    High-level business process decisions have firmly moved towards designing multiple functional-area related PS project server instances. One major goal is to simplify first and deal with integration later. (It's always possible to cut and paste resource estimates into Excel worksheets for integration reporting.)

    Active and inactive projects don't apply to a long-term R&D portfolio in the way you described. (I'm excluding projects that are discontinued because they did not progress through stage gates.)

    Across 1500-2000 projects in a portfolio, each 15-20 year project has most detail in the earlier stages ("current"), less detail for upcoming planning in the near term ("ongoing"), and least detail for late stages("eventual"). From a resource forecasting perspective, the entire project remains in scope.

    Given the threshold recommendations in Microsoft documentation and presentations for PS 2010 on limiting custom task-type formulas to tens (not hundreds), short durations for tasks, and modest resource assignments (I currently work with over 1.4 million resource assignments), the technology case for deploying a single PS 2010 instance has not been compelling.)

    Perhaps the assumption of having individual PS 2010 portfolio instances that mirror the PM master database with only needful-for-the-functional-area data elements will result in less stringent technical requirements, particularly by reducing the number of task field formulas in any single PS instance.

    In PS 2010, one can reduce apparent complexity by displayng less choices for a given user set. On the other hand, a high overall number of custom enterprise attributes can still impact performance in PS 2010.

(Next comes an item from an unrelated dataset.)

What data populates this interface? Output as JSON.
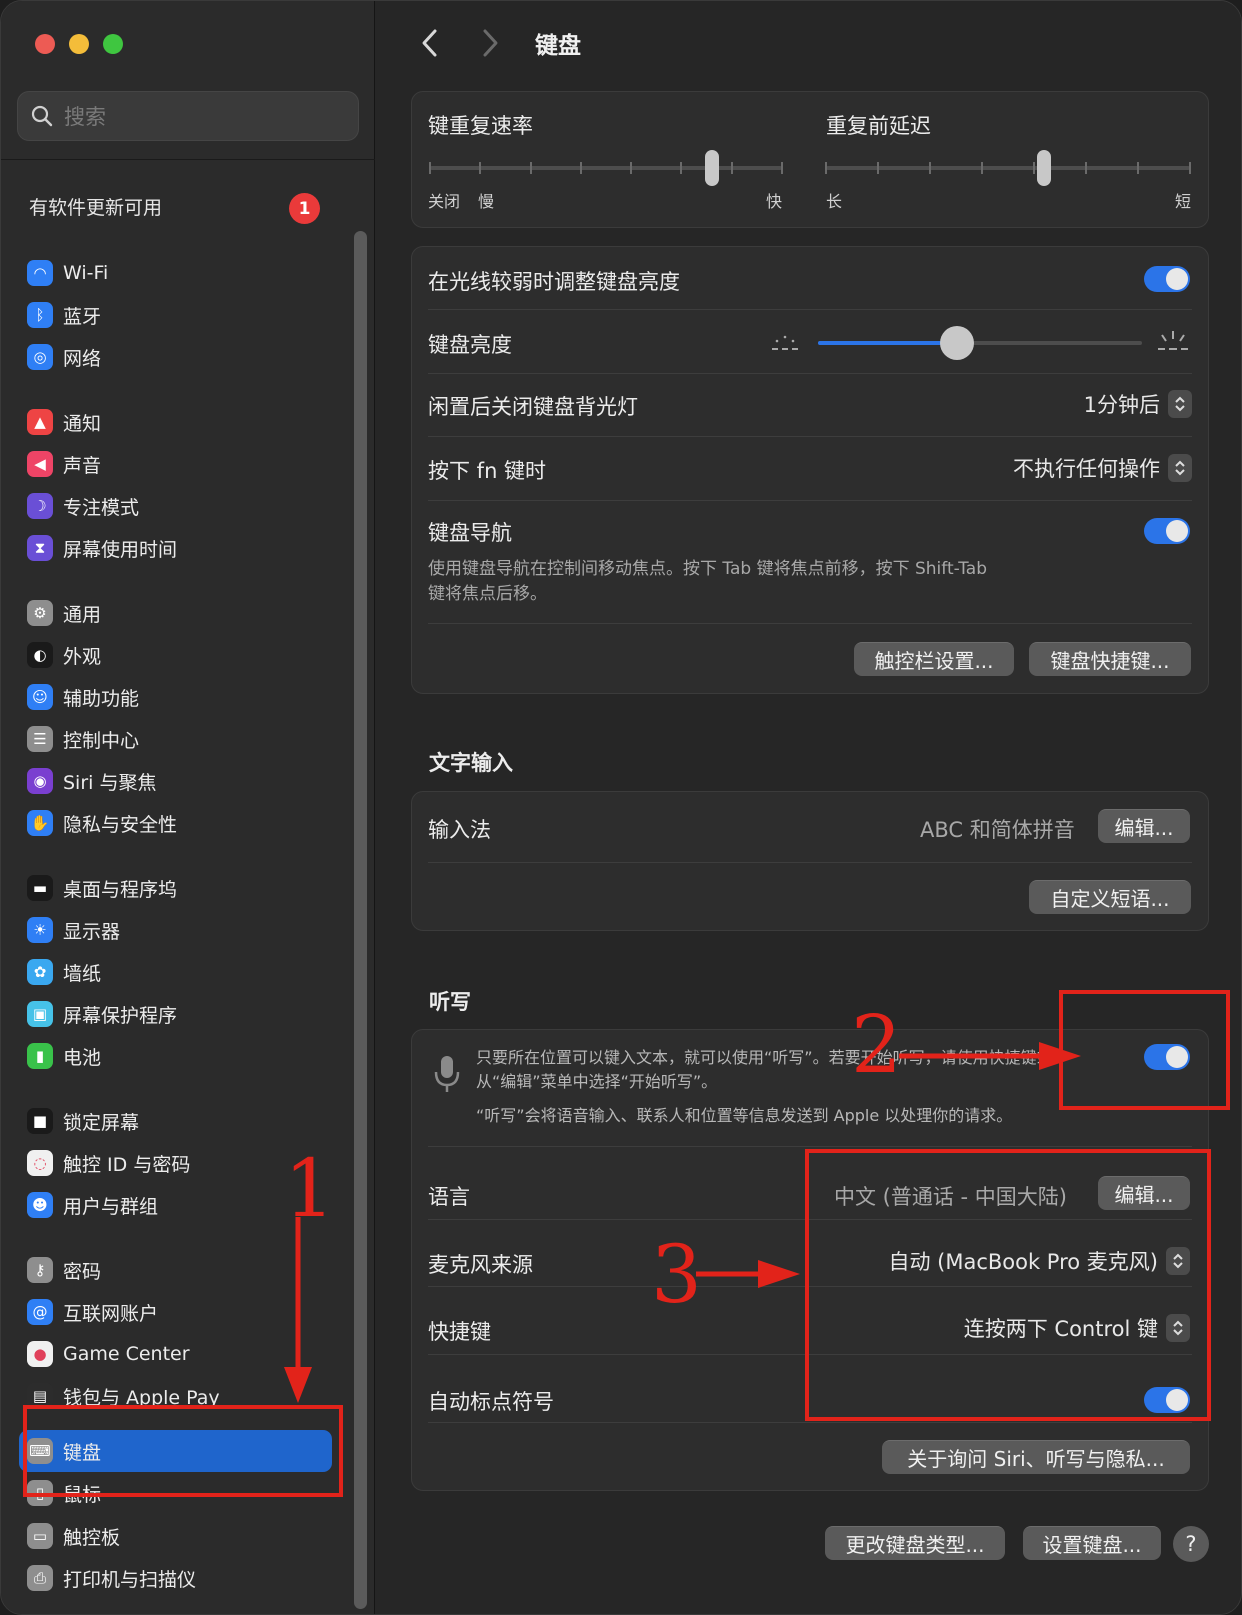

    I look forward to your comments, Barbara, in seeing ways to make PS 2010 work in this environment.

    Thanks kindly.

    --John 

     

    Friday, October 8, 2010 8:37 PM